▶ _AIM OF THE TASK_
Output each record below exactly as it stands, leaving out the pictures.

━━━━━ THE RECORDS ━━━━━

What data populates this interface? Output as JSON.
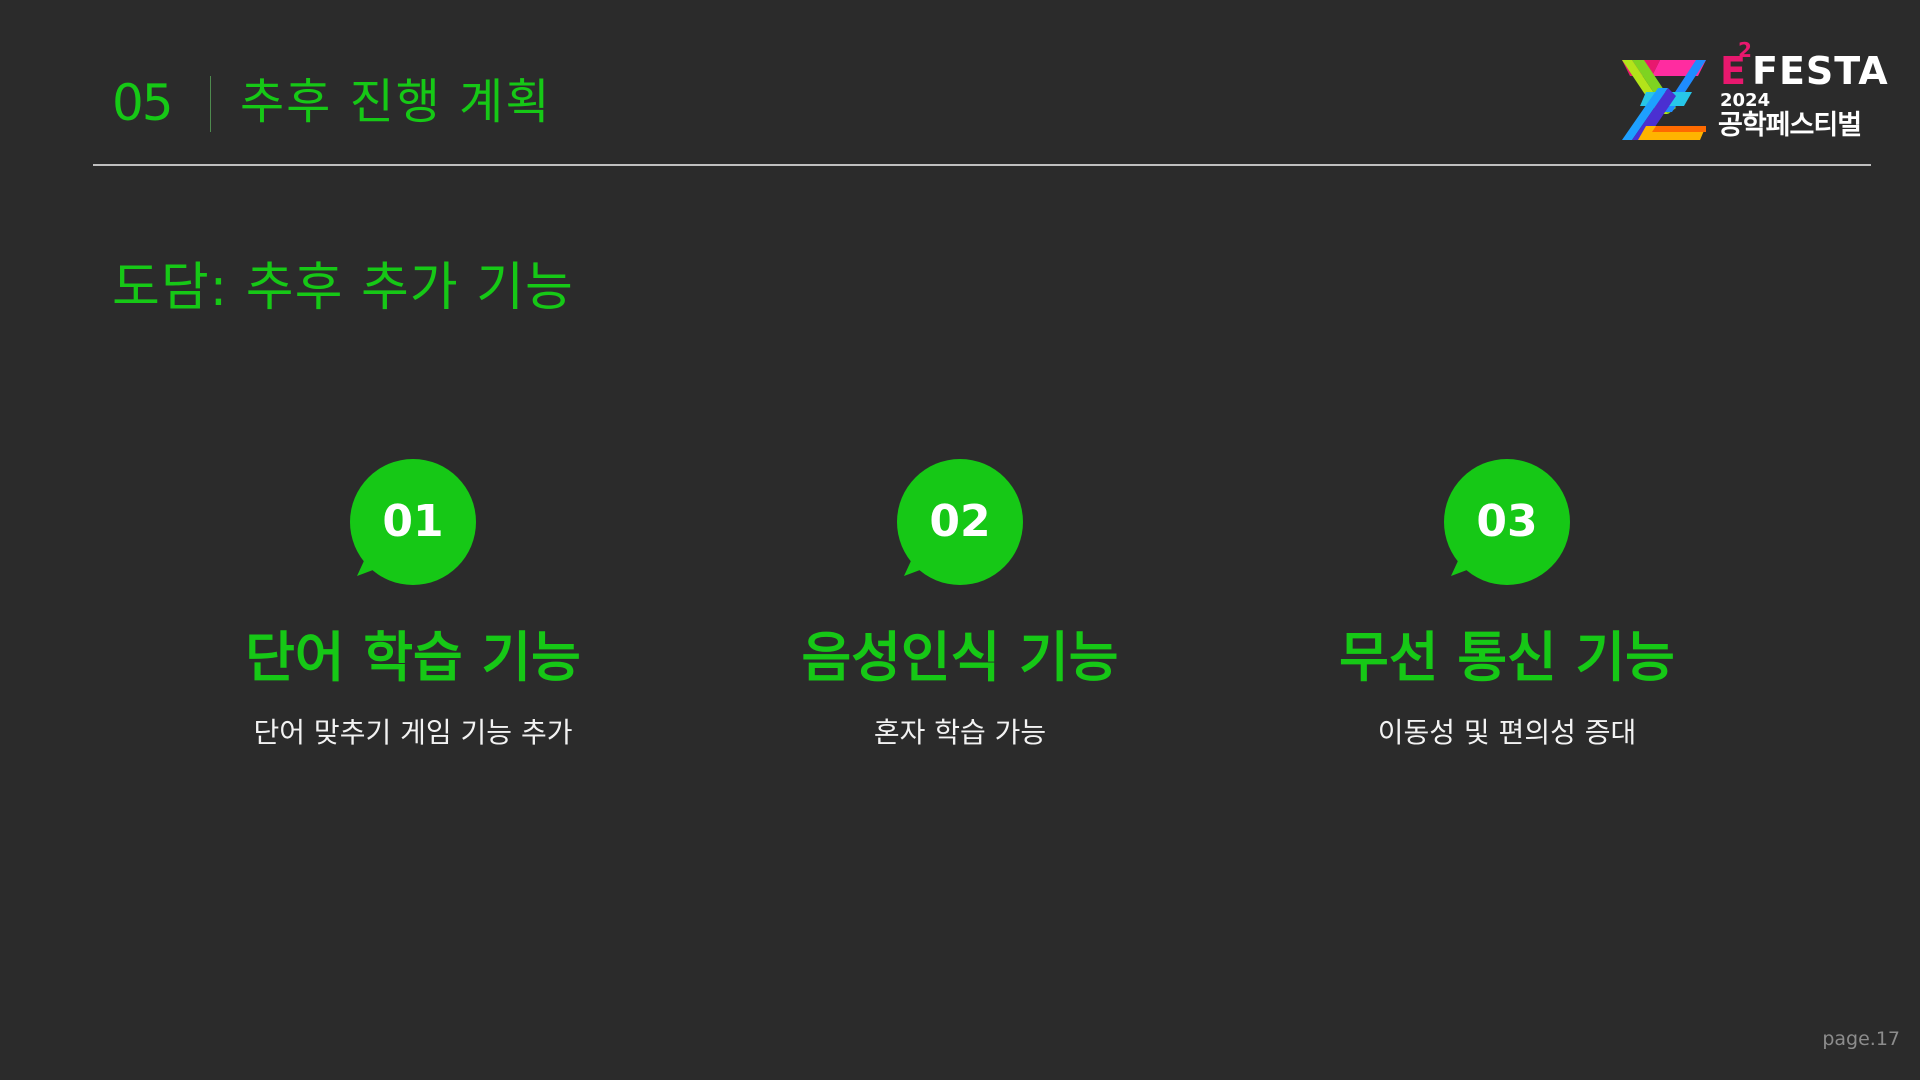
{
  "header": {
    "section_number": "05",
    "section_title": "추후 진행 계획"
  },
  "logo": {
    "letter": "E",
    "superscript": "2",
    "name": "FESTA",
    "year": "2024",
    "korean_name": "공학페스티벌"
  },
  "subtitle": "도담: 추후 추가 기능",
  "features": [
    {
      "number": "01",
      "title": "단어 학습 기능",
      "description": "단어 맞추기 게임 기능 추가"
    },
    {
      "number": "02",
      "title": "음성인식 기능",
      "description": "혼자 학습 가능"
    },
    {
      "number": "03",
      "title": "무선 통신 기능",
      "description": "이동성 및 편의성 증대"
    }
  ],
  "page_label": "page.17",
  "colors": {
    "background": "#2b2b2b",
    "accent_green": "#16c816",
    "rule": "#bfbfbf",
    "logo_pink": "#e8186e"
  }
}
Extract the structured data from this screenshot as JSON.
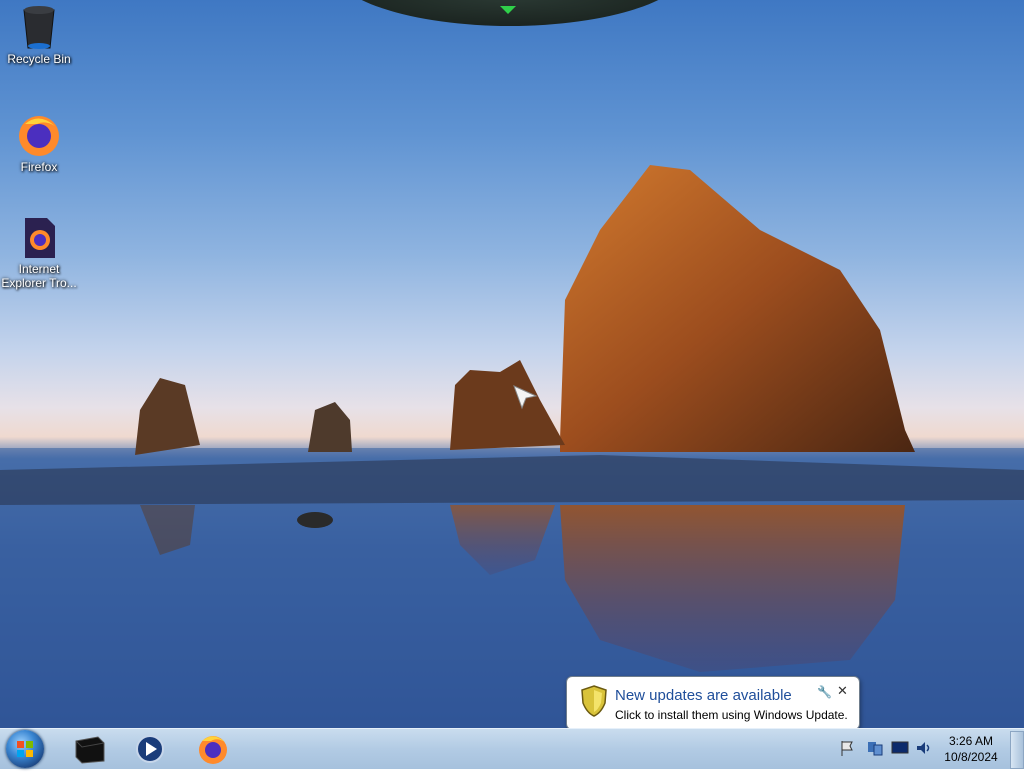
{
  "desktop": {
    "icons": [
      {
        "label": "Recycle Bin",
        "icon": "recycle-bin-icon"
      },
      {
        "label": "Firefox",
        "icon": "firefox-icon"
      },
      {
        "label": "Internet Explorer Tro...",
        "icon": "firefox-document-icon"
      }
    ]
  },
  "taskbar": {
    "pinned": [
      {
        "name": "windows-explorer",
        "icon": "black-box-icon"
      },
      {
        "name": "media-player",
        "icon": "media-player-icon"
      },
      {
        "name": "firefox",
        "icon": "firefox-icon"
      }
    ],
    "tray": {
      "icons": [
        "action-center-flag-icon",
        "network-icon",
        "display-icon",
        "volume-icon"
      ],
      "time": "3:26 AM",
      "date": "10/8/2024"
    }
  },
  "notification": {
    "title": "New updates are available",
    "text": "Click to install them using Windows Update.",
    "icon": "shield-icon"
  },
  "colors": {
    "accent": "#1f4e9a",
    "taskbar": "#b2cbe4"
  }
}
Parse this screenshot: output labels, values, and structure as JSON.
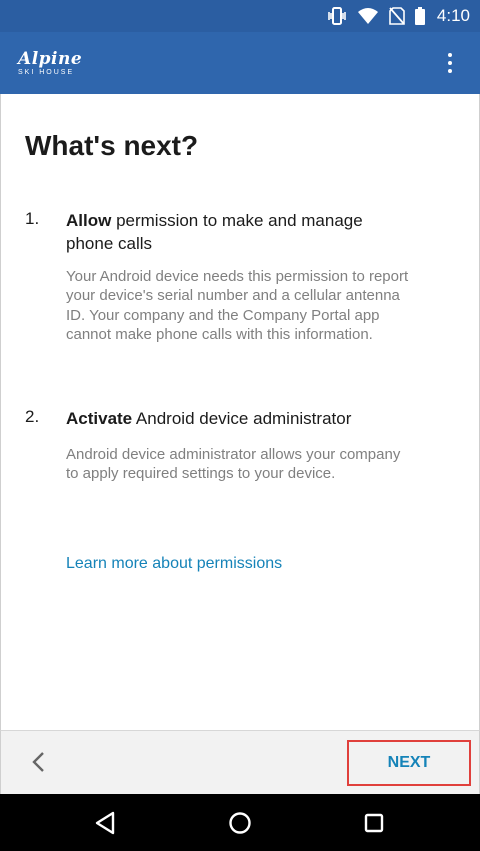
{
  "status_bar": {
    "time": "4:10",
    "icons": [
      "vibrate-icon",
      "wifi-icon",
      "no-sim-icon",
      "battery-icon"
    ]
  },
  "app_bar": {
    "brand_name": "Alpine",
    "brand_sub": "SKI HOUSE",
    "menu_icon": "overflow-menu-icon"
  },
  "page": {
    "title": "What's next?",
    "steps": [
      {
        "number": "1.",
        "bold": "Allow",
        "rest": " permission to make and manage phone calls",
        "description": "Your Android device needs this permission to report your device's serial number and a cellular antenna ID. Your company and the Company Portal app cannot make phone calls with this information."
      },
      {
        "number": "2.",
        "bold": "Activate",
        "rest": " Android device administrator",
        "description": "Android device administrator allows your company to apply required settings to your device."
      }
    ],
    "learn_more": "Learn more about permissions"
  },
  "bottom_bar": {
    "back_icon": "chevron-left-icon",
    "next_label": "NEXT",
    "highlight_color": "#e0403c"
  },
  "nav_bar": {
    "icons": [
      "back-triangle-icon",
      "home-circle-icon",
      "recents-square-icon"
    ]
  },
  "colors": {
    "status_bar": "#2b5ea2",
    "app_bar": "#2f66ad",
    "link": "#1583b8",
    "description_text": "#808080"
  }
}
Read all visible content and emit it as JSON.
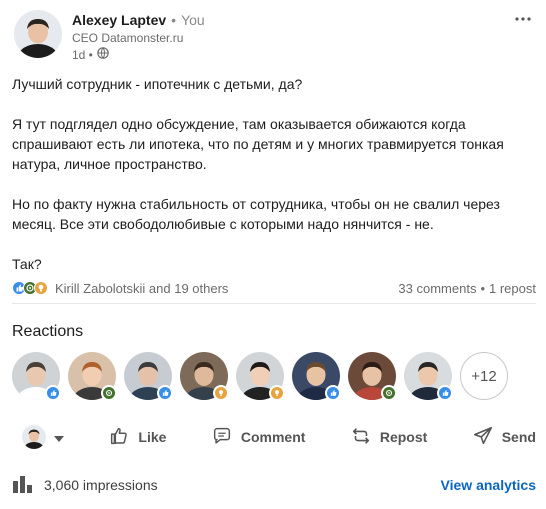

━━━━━

▶ _RESPONSE AREA_
What data populates this interface? Output as JSON.
{
  "header": {
    "section_number": "05",
    "section_title": "추후 진행 계획"
  },
  "logo": {
    "letter": "E",
    "superscript": "2",
    "name": "FESTA",
    "year": "2024",
    "korean_name": "공학페스티벌"
  },
  "subtitle": "도담: 추후 추가 기능",
  "features": [
    {
      "number": "01",
      "title": "단어 학습 기능",
      "description": "단어 맞추기 게임 기능 추가"
    },
    {
      "number": "02",
      "title": "음성인식 기능",
      "description": "혼자 학습 가능"
    },
    {
      "number": "03",
      "title": "무선 통신 기능",
      "description": "이동성 및 편의성 증대"
    }
  ],
  "page_label": "page.17",
  "colors": {
    "background": "#2b2b2b",
    "accent_green": "#16c816",
    "rule": "#bfbfbf",
    "logo_pink": "#e8186e"
  }
}
Extract the structured data from this screenshot as JSON.
{
  "desktop": {
    "icons": [
      {
        "label": "Recycle Bin",
        "icon": "recycle-bin-icon"
      },
      {
        "label": "Firefox",
        "icon": "firefox-icon"
      },
      {
        "label": "Internet Explorer Tro...",
        "icon": "firefox-document-icon"
      }
    ]
  },
  "taskbar": {
    "pinned": [
      {
        "name": "windows-explorer",
        "icon": "black-box-icon"
      },
      {
        "name": "media-player",
        "icon": "media-player-icon"
      },
      {
        "name": "firefox",
        "icon": "firefox-icon"
      }
    ],
    "tray": {
      "icons": [
        "action-center-flag-icon",
        "network-icon",
        "display-icon",
        "volume-icon"
      ],
      "time": "3:26 AM",
      "date": "10/8/2024"
    }
  },
  "notification": {
    "title": "New updates are available",
    "text": "Click to install them using Windows Update.",
    "icon": "shield-icon"
  },
  "colors": {
    "accent": "#1f4e9a",
    "taskbar": "#b2cbe4"
  }
}
Parse this screenshot: output labels, values, and structure as JSON.
{
  "status_bar": {
    "time": "4:10",
    "icons": [
      "vibrate-icon",
      "wifi-icon",
      "no-sim-icon",
      "battery-icon"
    ]
  },
  "app_bar": {
    "brand_name": "Alpine",
    "brand_sub": "SKI HOUSE",
    "menu_icon": "overflow-menu-icon"
  },
  "page": {
    "title": "What's next?",
    "steps": [
      {
        "number": "1.",
        "bold": "Allow",
        "rest": " permission to make and manage phone calls",
        "description": "Your Android device needs this permission to report your device's serial number and a cellular antenna ID. Your company and the Company Portal app cannot make phone calls with this information."
      },
      {
        "number": "2.",
        "bold": "Activate",
        "rest": " Android device administrator",
        "description": "Android device administrator allows your company to apply required settings to your device."
      }
    ],
    "learn_more": "Learn more about permissions"
  },
  "bottom_bar": {
    "back_icon": "chevron-left-icon",
    "next_label": "NEXT",
    "highlight_color": "#e0403c"
  },
  "nav_bar": {
    "icons": [
      "back-triangle-icon",
      "home-circle-icon",
      "recents-square-icon"
    ]
  },
  "colors": {
    "status_bar": "#2b5ea2",
    "app_bar": "#2f66ad",
    "link": "#1583b8",
    "description_text": "#808080"
  }
}
Read all visible content and emit it as JSON.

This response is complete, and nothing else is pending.